The Benalto Fair and Stampede brought in a professional rodeo clown from Alabama, he helped to entertain the audiencewhile events were being set up.
Luke Creasy, from Brownfield, Alta., keeps a firm grip during his re-ride at the Benalto Fair and Stampede on July 7.
Stefan Tonita, from Saskatoon, is well on his way in a rodeo career shown in the boys’ steer riding event at the Benalto Stampede. Tonita stayed on the steer for the whole eight seconds and earned the top score from the night, 79 points.
Vulcan, Alta., Jessie Heggie rides hard to catch up with the steer in the steer wrestling event. Unfortunately, the steer got ahead and Heggie put up no time for the event.
Kal Klovansky from Qu’Appelle, Sask., put up an impressive time of 4.2 in steer wrestling, which was good enough for second the first night of the rodeo.
The rodeo clowns attempt to get the attention of a steer so the young cowboy who hadn’t made it to the buzzer could make it off to the side.
Up-and-coming cowboy Riley Sibbet, from Strathmore, Alta., keeps a firm grip and attempts to make it to the eight second buzzer.
Luke Creasy put up 74 points in his first ride. The second ride he put up less with 70 points and the options for a re-ride.
Riding in rodeos is not easy, take it from boys’ steer rider Beau Gardner, from Arrowwood, Alta., who almost immediately went sideways during his ride friday night.
The 100th anniversary of the Benalto Fair and Stampede had its fair share of thirlls and spills – and not just from the beer gardens.

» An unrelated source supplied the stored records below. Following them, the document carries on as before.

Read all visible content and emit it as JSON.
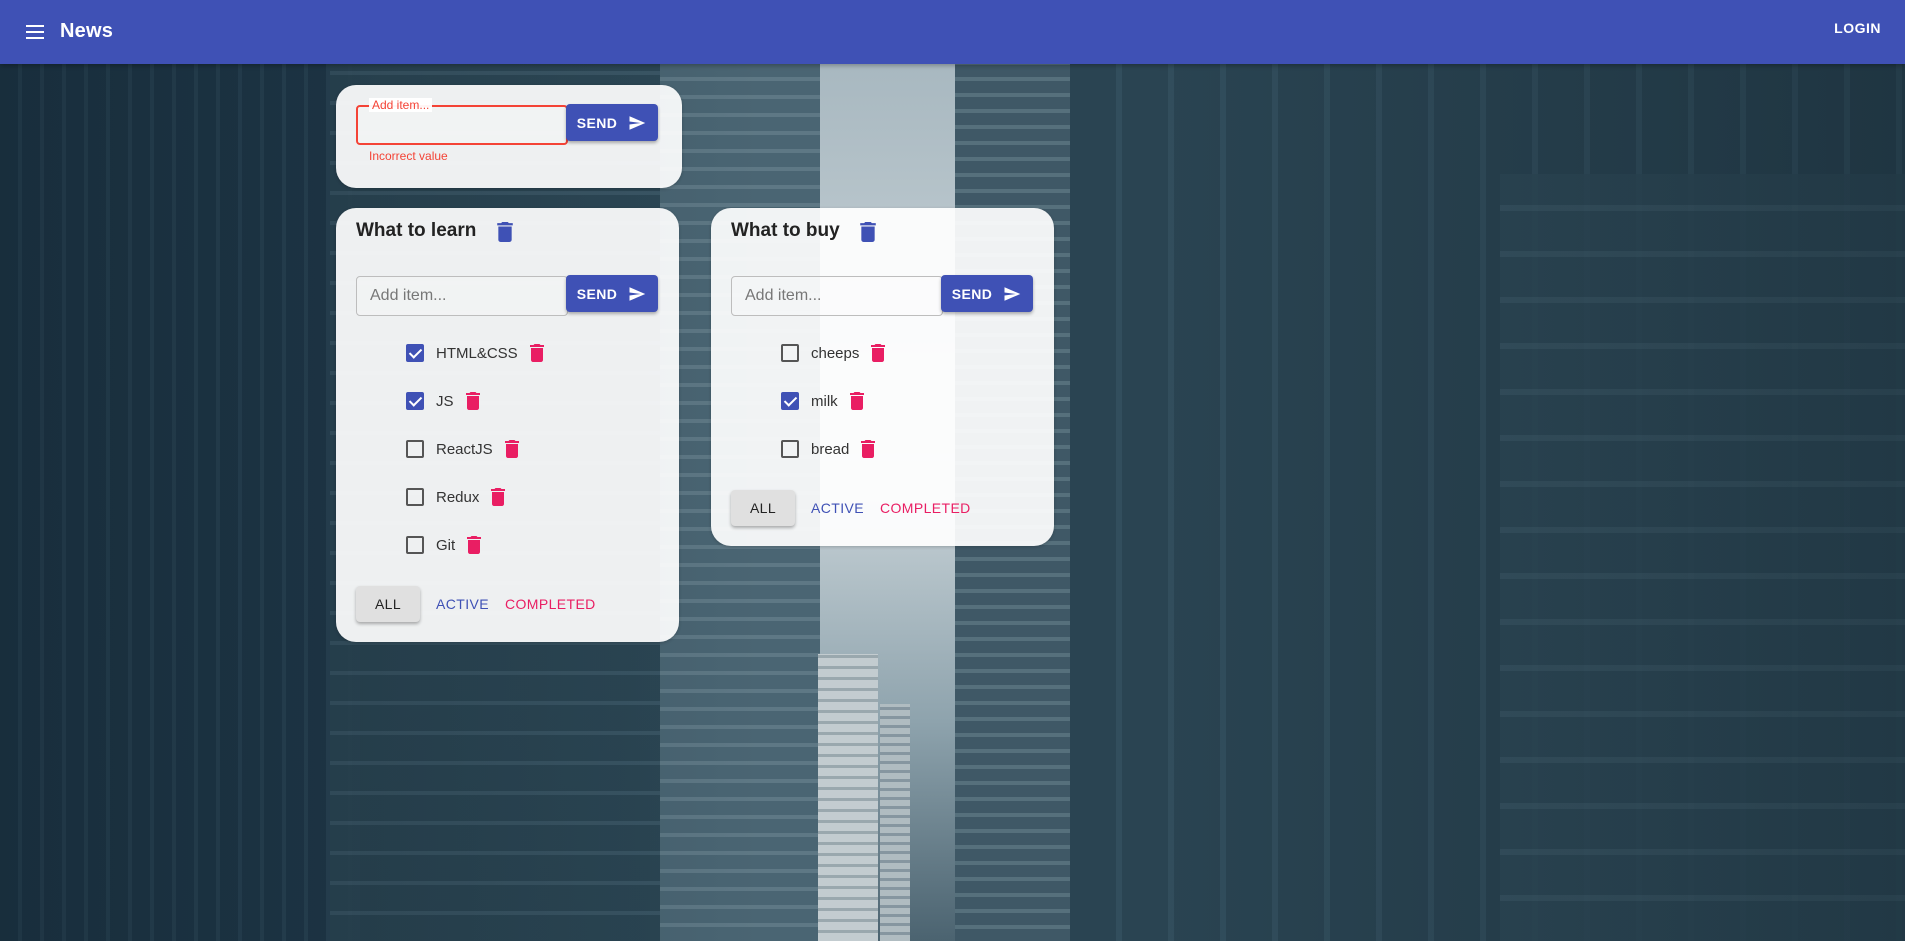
{
  "appbar": {
    "title": "News",
    "login_label": "LOGIN",
    "color": "#3f51b5"
  },
  "add_list": {
    "input_label": "Add item...",
    "input_value": "",
    "error_text": "Incorrect value",
    "send_label": "SEND"
  },
  "lists": [
    {
      "title": "What to learn",
      "input_placeholder": "Add item...",
      "send_label": "SEND",
      "tasks": [
        {
          "label": "HTML&CSS",
          "done": true
        },
        {
          "label": "JS",
          "done": true
        },
        {
          "label": "ReactJS",
          "done": false
        },
        {
          "label": "Redux",
          "done": false
        },
        {
          "label": "Git",
          "done": false
        }
      ],
      "filters": {
        "all": "ALL",
        "active": "ACTIVE",
        "completed": "COMPLETED",
        "selected": "ALL"
      }
    },
    {
      "title": "What to buy",
      "input_placeholder": "Add item...",
      "send_label": "SEND",
      "tasks": [
        {
          "label": "cheeps",
          "done": false
        },
        {
          "label": "milk",
          "done": true
        },
        {
          "label": "bread",
          "done": false
        }
      ],
      "filters": {
        "all": "ALL",
        "active": "ACTIVE",
        "completed": "COMPLETED",
        "selected": "ALL"
      }
    }
  ],
  "icons": {
    "menu": "menu-icon",
    "send": "send-icon",
    "delete": "trash-icon"
  },
  "colors": {
    "primary": "#3f51b5",
    "secondary": "#e91e63",
    "error": "#f44336"
  }
}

Taking place over four days, the Benalto Stampede brought in professional rodeo athletes from around North America, some coming from as far away as Texas.